Storms classified as hurricanes generally originate in the tropical latitudes of the northern Atlantic Ocean and the Pacific Ocean east of the International Date Line. Tropical cyclones west of the International Date Line in the northern Pacific are called typhoons, and those that originate in the Indian Ocean or southern Pacific Ocean are simply called cyclones.
Hurricanes and other tropical cyclones tend to form in the tropical latitudes because these storms need access to warm, calm water to form. The warmth provided by these waters heats the air above the ocean's surface, causing it to rise. The rising air deposits clouds to the upper atmosphere and creates a low-pressure zone, and the air flowing into this depression triggers the rotation that creates a tropical cyclone.

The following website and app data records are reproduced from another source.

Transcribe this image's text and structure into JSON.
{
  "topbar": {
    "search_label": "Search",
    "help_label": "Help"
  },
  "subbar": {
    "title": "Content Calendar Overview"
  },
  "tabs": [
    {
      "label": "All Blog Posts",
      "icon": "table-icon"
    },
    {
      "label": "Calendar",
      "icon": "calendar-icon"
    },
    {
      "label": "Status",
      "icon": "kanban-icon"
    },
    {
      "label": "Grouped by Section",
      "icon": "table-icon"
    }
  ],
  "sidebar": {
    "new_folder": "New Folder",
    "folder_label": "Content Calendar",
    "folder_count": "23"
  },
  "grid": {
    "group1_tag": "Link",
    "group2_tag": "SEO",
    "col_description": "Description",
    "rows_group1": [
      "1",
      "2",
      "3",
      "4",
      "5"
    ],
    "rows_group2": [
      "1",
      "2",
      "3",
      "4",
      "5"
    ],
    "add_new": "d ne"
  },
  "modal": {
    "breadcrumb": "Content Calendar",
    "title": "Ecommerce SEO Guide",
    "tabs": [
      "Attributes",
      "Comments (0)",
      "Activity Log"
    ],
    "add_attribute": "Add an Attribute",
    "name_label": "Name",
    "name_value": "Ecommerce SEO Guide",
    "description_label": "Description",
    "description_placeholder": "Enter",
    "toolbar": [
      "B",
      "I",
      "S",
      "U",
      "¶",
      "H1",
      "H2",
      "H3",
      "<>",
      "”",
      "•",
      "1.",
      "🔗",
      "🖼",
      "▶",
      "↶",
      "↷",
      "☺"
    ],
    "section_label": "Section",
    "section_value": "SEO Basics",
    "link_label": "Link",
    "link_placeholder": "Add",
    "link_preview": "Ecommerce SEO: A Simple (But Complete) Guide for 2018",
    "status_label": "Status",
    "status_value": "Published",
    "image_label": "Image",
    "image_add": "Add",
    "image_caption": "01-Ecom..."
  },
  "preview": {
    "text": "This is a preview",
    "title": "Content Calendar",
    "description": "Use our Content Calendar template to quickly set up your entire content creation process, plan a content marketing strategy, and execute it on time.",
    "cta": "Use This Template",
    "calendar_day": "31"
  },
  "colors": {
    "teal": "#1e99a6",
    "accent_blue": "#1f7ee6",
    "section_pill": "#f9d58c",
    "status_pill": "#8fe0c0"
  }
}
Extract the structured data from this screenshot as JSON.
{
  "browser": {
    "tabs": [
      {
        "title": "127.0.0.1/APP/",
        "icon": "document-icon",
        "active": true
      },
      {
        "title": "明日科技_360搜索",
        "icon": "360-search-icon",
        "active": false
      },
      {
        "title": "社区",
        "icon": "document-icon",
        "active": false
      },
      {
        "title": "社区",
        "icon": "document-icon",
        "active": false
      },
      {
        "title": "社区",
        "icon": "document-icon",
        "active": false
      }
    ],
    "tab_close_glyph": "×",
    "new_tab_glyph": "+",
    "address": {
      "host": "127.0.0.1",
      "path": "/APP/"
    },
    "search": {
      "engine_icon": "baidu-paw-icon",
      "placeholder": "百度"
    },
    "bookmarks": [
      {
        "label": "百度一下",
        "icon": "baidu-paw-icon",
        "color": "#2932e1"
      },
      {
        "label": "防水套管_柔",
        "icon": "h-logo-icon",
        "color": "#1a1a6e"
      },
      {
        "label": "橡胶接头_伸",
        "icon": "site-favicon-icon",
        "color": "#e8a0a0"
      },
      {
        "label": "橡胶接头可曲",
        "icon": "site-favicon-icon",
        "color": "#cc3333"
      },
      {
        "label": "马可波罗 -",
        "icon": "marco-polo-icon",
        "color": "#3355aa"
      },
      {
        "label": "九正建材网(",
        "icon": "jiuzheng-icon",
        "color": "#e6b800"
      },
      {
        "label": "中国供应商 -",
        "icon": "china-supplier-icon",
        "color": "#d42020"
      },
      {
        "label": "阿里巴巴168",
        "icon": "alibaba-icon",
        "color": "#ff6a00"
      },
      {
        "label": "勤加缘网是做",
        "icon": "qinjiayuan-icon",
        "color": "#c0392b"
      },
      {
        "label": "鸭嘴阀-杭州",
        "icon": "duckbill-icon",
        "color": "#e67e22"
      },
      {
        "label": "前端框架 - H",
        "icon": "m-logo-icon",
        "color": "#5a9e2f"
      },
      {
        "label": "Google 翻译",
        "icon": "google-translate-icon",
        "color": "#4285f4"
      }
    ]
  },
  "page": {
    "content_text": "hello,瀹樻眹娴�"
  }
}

Most hurricanes that form in the Atlantic Ocean track westward toward the Caribbean Sea, turning north at some point. They may work their way into the Gulf of Mexico and hit the southeastern Unites States, or they may travel up the eastern seaboard. In some cases, hurricanes can form in the Gulf of Mexico or western Caribbean Sea. Pacific hurricanes tend to form off the western coast of Mexico and travel either westward into the ocean or northwest up the coast toward California.